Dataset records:

* * * * * * * * *

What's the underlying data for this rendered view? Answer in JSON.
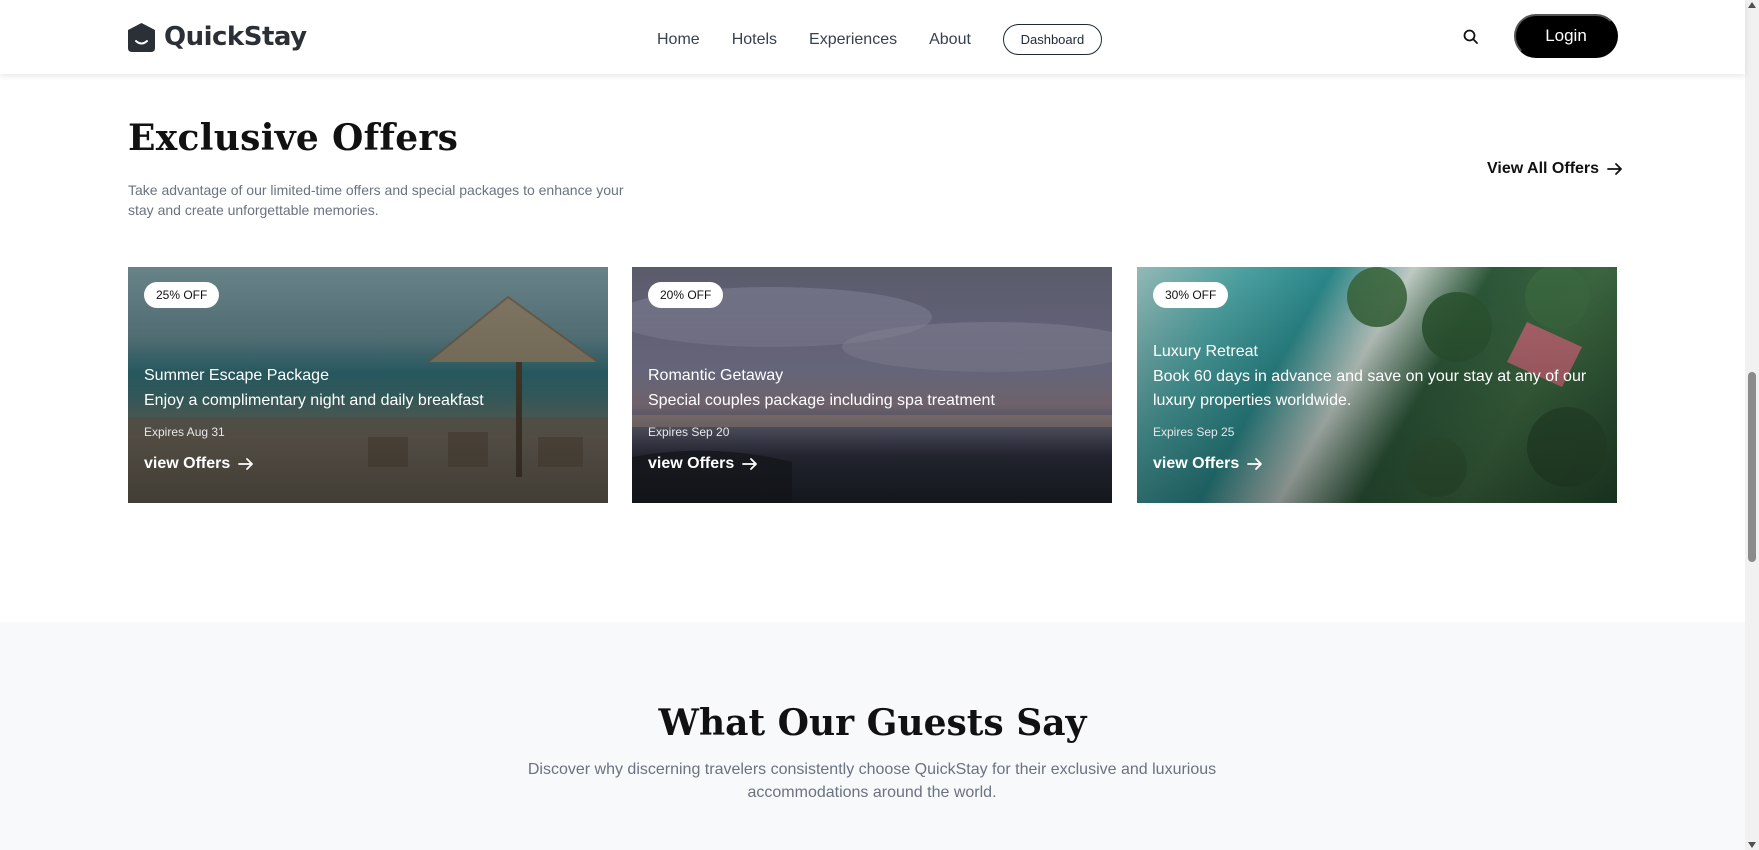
{
  "header": {
    "brand": "QuickStay",
    "nav": [
      "Home",
      "Hotels",
      "Experiences",
      "About"
    ],
    "dashboard_label": "Dashboard",
    "login_label": "Login",
    "icons": {
      "logo": "quickstay-logo-icon",
      "search": "search-icon"
    }
  },
  "offers": {
    "title": "Exclusive Offers",
    "subtitle": "Take advantage of our limited-time offers and special packages to enhance your stay and create unforgettable memories.",
    "view_all_label": "View All Offers",
    "cards": [
      {
        "badge": "25% OFF",
        "title": "Summer Escape Package",
        "description": "Enjoy a complimentary night and daily breakfast",
        "expires": "Expires Aug 31",
        "link": "view Offers"
      },
      {
        "badge": "20% OFF",
        "title": "Romantic Getaway",
        "description": "Special couples package including spa treatment",
        "expires": "Expires Sep 20",
        "link": "view Offers"
      },
      {
        "badge": "30% OFF",
        "title": "Luxury Retreat",
        "description": "Book 60 days in advance and save on your stay at any of our luxury properties worldwide.",
        "expires": "Expires Sep 25",
        "link": "view Offers"
      }
    ]
  },
  "testimonials": {
    "title": "What Our Guests Say",
    "subtitle": "Discover why discerning travelers consistently choose QuickStay for their exclusive and luxurious accommodations around the world."
  },
  "colors": {
    "accent": "#000000",
    "text": "#1f2937",
    "muted": "#6b7280",
    "section_bg": "#f8f9fb"
  }
}
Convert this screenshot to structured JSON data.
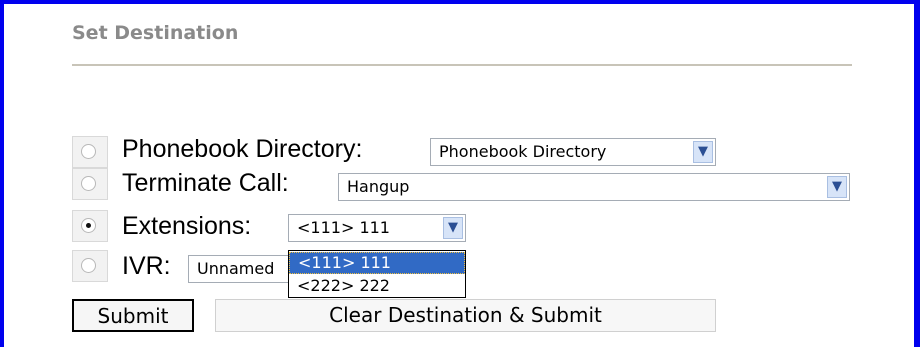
{
  "section": {
    "title": "Set Destination"
  },
  "options": [
    {
      "label": "Phonebook Directory:",
      "selected": false,
      "select_value": "Phonebook Directory"
    },
    {
      "label": "Terminate Call:",
      "selected": false,
      "select_value": "Hangup"
    },
    {
      "label": "Extensions:",
      "selected": true,
      "select_value": "<111> 111"
    },
    {
      "label": "IVR:",
      "selected": false,
      "select_value": "Unnamed"
    }
  ],
  "extensions_dropdown": {
    "open": true,
    "items": [
      {
        "label": "<111> 111",
        "highlighted": true
      },
      {
        "label": "<222> 222",
        "highlighted": false
      }
    ]
  },
  "buttons": {
    "submit": "Submit",
    "clear_submit": "Clear Destination & Submit"
  },
  "colors": {
    "frame": "#0000ee",
    "title": "#8a8a8a",
    "dropdown_highlight": "#316ac5"
  },
  "icons": [
    "radio-icon",
    "chevron-down-icon"
  ]
}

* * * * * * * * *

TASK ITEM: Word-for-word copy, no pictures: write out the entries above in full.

TASK RESULT:
What's the underlying data for this rendered view? Answer in JSON.
{
  "header": {
    "brand": "QuickStay",
    "nav": [
      "Home",
      "Hotels",
      "Experiences",
      "About"
    ],
    "dashboard_label": "Dashboard",
    "login_label": "Login",
    "icons": {
      "logo": "quickstay-logo-icon",
      "search": "search-icon"
    }
  },
  "offers": {
    "title": "Exclusive Offers",
    "subtitle": "Take advantage of our limited-time offers and special packages to enhance your stay and create unforgettable memories.",
    "view_all_label": "View All Offers",
    "cards": [
      {
        "badge": "25% OFF",
        "title": "Summer Escape Package",
        "description": "Enjoy a complimentary night and daily breakfast",
        "expires": "Expires Aug 31",
        "link": "view Offers"
      },
      {
        "badge": "20% OFF",
        "title": "Romantic Getaway",
        "description": "Special couples package including spa treatment",
        "expires": "Expires Sep 20",
        "link": "view Offers"
      },
      {
        "badge": "30% OFF",
        "title": "Luxury Retreat",
        "description": "Book 60 days in advance and save on your stay at any of our luxury properties worldwide.",
        "expires": "Expires Sep 25",
        "link": "view Offers"
      }
    ]
  },
  "testimonials": {
    "title": "What Our Guests Say",
    "subtitle": "Discover why discerning travelers consistently choose QuickStay for their exclusive and luxurious accommodations around the world."
  },
  "colors": {
    "accent": "#000000",
    "text": "#1f2937",
    "muted": "#6b7280",
    "section_bg": "#f8f9fb"
  }
}
Convert this screenshot to structured JSON data.
{
  "section": {
    "title": "Set Destination"
  },
  "options": [
    {
      "label": "Phonebook Directory:",
      "selected": false,
      "select_value": "Phonebook Directory"
    },
    {
      "label": "Terminate Call:",
      "selected": false,
      "select_value": "Hangup"
    },
    {
      "label": "Extensions:",
      "selected": true,
      "select_value": "<111> 111"
    },
    {
      "label": "IVR:",
      "selected": false,
      "select_value": "Unnamed"
    }
  ],
  "extensions_dropdown": {
    "open": true,
    "items": [
      {
        "label": "<111> 111",
        "highlighted": true
      },
      {
        "label": "<222> 222",
        "highlighted": false
      }
    ]
  },
  "buttons": {
    "submit": "Submit",
    "clear_submit": "Clear Destination & Submit"
  },
  "colors": {
    "frame": "#0000ee",
    "title": "#8a8a8a",
    "dropdown_highlight": "#316ac5"
  },
  "icons": [
    "radio-icon",
    "chevron-down-icon"
  ]
}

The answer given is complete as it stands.